Joe Peacock tracks down the original images from the anime classic
Watching Akira for the first time provokes a universal reaction of awe. And justifiably so: there’s often an overwhelming sense among audiences that this animated film is unlike any other they’ve ever seen. Casual viewers won’t be able to put their finger on it; they just know that Akira is visually striking. Art and illustration aficionados appreciate the intricacy of individual scenes, sometimes pausing the film to appreciate the detail in a particular frame.

Katsuhiro Otomo's Akira then and now

Helen McCarthy examines Katsuhiro Otomo’s landmark Akira, then and now
1988 in Japan: Yamaha Motors won the J-League but Nissan won the Cup. Western pop divas Bananarama, Kylie and Tiffany were on TV. Japanese real estate values climbed so high that the Imperial Palace garden was worth more than the State of California, and Tokyo’s Chiyoda ward had a higher market value than Canada. The Government signed the FIRST Basel Accord, triggering a crash that wiped out half Japan’s stock market. Katsuhiro Omoto’s movie Akira premiered on 16th July.

RECENT FEATURED POSTS

Podcast: Scotch Tape

Necromancy, ten years of NEO, and the carrot of continuations on our 27th podcast
Jeremy Graves is joined by the fragrant Gemma Cox of NEO magazine, the pungent Andrew Partridge from Anime Ltd, and the newly doctored Jonathan Clements to discuss Scotland Loves Anime, the Boom Boom Satellite Distraction Device, and rogue robot tanks.

Bleach Music: Universe

Tom Smith on series 13’s rainbow rockers...
While the Soul Reapers form an uneasy alliance with the Visoreds in Bleach series 13 part 2, the band providing the episode’s ending theme have an uneasy alliance of their own.
Discover the origins of the Halo series’ legendary Master Chief and the Spartan program.
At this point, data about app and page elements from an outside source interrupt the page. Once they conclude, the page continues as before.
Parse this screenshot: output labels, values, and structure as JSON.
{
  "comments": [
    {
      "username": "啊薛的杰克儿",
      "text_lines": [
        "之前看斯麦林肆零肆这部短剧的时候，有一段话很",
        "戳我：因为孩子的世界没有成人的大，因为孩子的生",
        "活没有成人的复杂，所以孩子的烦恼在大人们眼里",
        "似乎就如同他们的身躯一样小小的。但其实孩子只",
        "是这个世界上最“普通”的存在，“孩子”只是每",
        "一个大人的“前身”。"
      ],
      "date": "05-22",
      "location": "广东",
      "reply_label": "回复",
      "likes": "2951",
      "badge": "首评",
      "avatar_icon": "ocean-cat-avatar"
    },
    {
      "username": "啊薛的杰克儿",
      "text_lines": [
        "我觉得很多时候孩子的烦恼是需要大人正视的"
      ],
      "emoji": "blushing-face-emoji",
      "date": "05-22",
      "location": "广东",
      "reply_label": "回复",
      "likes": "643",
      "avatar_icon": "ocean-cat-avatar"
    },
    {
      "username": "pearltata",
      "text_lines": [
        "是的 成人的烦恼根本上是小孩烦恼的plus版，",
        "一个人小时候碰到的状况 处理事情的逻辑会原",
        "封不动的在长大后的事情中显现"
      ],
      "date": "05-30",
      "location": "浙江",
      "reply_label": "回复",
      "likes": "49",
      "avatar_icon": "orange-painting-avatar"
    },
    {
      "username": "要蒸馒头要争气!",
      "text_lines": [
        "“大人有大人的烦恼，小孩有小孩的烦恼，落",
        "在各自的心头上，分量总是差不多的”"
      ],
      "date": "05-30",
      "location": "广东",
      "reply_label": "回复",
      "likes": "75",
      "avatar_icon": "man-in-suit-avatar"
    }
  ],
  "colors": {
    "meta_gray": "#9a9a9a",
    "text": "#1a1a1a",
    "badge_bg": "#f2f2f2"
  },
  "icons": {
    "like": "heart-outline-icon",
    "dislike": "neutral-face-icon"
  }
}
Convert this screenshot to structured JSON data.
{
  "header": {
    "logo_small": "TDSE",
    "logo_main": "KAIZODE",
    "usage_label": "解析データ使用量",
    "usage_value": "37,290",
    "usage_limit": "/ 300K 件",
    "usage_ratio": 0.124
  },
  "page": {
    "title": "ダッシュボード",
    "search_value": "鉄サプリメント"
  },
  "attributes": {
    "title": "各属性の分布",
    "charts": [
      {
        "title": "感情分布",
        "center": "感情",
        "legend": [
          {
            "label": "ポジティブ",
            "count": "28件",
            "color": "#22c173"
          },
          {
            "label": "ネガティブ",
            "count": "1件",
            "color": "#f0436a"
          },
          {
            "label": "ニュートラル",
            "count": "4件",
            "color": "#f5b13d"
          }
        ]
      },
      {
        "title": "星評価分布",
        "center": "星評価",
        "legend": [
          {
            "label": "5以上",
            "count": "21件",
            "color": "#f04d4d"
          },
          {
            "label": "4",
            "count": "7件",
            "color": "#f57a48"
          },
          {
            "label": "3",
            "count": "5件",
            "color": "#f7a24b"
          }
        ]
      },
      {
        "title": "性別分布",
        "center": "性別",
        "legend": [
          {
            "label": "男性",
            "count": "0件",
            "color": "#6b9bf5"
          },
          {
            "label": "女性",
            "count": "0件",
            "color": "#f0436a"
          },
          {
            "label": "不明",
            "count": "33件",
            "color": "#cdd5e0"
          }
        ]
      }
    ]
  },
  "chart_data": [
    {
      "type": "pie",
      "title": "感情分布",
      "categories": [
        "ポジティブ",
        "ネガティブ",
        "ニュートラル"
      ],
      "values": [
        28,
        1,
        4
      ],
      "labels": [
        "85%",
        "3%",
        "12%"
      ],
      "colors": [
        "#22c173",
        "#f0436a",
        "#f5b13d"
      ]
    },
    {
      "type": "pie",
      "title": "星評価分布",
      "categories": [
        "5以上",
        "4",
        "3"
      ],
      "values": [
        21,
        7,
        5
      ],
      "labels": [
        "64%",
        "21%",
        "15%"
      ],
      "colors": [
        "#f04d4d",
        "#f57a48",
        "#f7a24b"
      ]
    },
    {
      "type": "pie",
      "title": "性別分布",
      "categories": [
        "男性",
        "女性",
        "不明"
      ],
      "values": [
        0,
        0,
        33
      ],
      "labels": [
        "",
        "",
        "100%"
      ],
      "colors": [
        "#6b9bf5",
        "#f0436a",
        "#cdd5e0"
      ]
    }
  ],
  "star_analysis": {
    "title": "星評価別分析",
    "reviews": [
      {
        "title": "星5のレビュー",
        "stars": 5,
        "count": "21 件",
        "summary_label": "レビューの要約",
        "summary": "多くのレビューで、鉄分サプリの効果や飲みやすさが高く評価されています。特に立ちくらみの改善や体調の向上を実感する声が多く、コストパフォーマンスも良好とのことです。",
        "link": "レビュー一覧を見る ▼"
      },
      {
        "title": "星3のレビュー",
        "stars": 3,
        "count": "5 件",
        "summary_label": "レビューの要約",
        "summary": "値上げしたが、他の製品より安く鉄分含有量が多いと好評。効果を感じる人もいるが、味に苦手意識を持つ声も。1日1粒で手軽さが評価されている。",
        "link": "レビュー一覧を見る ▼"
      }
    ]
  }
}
Based on the novel that has sold over one million copies by Eric Nylund, Halo: The Fall of Reach is available now on Blu-ray and DVD.
Tsugumi Ohba and Takeshi Obata, the two manga creators behind Death Note and Bakuman, are launching a brand new manga this December.

Wolf Children and Families

In search of Mamoru Hosoda’s family ties
The Wolf Children is a family film about a family. This may help explain while Mamoru Hosoda’s movie was a hit in Japan, something that’s very unusual for a standalone cartoon film not linked to an entrenched brand. A well-rounded portrait of a family offers many ways in for different generations. The Wolf Children is the story of an unassuming ‘ordinary’ mum who must find reserves of superhuman strength; of a rambunctious girl and a troubled boy, each with different relationships to their animal sides; of a magic, mythic love between a human woman and a gentle werewolf; and of everyday, practical living away from city lights and mod-cons.
Contact Us   |   Refund Policy   |   Delivery Times   |   Privacy statement   |   Terms & Conditions
Please note your card statement will show billing by MVM. GAKKOU GURASHI! (SCHOOL-LIVE!) AND MR.KANSO COLLABORATION from the UK's best Anime Blog.